  • You should not jump to the conclusion that any problem with your memory or thinking is due to PD. Everybody takes longer to react and to remember things as they get older. Drug treatment (for PD and for other conditions), depression, infections and metabolic upsets are common causes of confusion and are easily treatable. People with PD can develop other conditions, such as stroke and Alzheimer’s disease, in the same way as anyone else.

  • When visual hallucinations and confusion develop within a few months of onset of parkinsonism, the diagnosis may be a condition called dementia with Lewy bodies (DLB), rather than PD. Some authorities think that DLB and PD with dementia are the same condition. Both groups of patients may benefit from the new cholinergic drugs developed for Alzheimer’s disease.

You should seek specialist advice from a doctor or psychologist if you are concerned about your memory and thinking. 

Useful books include:
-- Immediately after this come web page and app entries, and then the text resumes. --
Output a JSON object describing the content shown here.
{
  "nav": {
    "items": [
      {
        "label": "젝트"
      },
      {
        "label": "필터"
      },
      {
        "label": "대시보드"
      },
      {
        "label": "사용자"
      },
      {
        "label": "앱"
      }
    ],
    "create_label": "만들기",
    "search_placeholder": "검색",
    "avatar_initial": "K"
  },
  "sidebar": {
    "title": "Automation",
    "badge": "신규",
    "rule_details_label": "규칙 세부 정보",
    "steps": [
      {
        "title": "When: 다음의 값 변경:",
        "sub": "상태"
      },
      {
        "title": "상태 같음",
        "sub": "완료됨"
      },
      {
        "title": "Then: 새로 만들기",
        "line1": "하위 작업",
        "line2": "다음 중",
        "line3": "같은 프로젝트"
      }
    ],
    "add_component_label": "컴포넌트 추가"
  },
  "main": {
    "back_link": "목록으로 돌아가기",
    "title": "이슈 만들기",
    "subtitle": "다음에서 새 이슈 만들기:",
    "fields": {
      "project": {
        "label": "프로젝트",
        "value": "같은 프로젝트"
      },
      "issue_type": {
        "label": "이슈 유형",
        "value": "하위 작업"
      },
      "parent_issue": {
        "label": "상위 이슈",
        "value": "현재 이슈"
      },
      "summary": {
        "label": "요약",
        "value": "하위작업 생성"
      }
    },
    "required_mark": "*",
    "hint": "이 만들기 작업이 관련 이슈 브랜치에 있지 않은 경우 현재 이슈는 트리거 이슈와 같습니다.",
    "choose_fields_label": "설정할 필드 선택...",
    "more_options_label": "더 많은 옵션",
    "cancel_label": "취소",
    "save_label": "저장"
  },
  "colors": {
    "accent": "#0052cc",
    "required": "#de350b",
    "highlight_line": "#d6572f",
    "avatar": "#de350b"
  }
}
‘Coping with Memory Problems’, by Linda Clare and Barbara Wilson, published in  1997 by Thames Valley Test Company. ISBN 1 874 261 113.

Useful websites include:

Memory - Helping Yourself

Lewy Body Dementia Association Inc


This site has been established for the dissemination of information. While every effort is made to ensure that information on this site is accurate and current we accept no liability for any omissions or inaccuracies that may have crept in. If in any doubt please contact your doctor for further advice.

Last Modified 13 August 2004
Maintained by Matthew Harris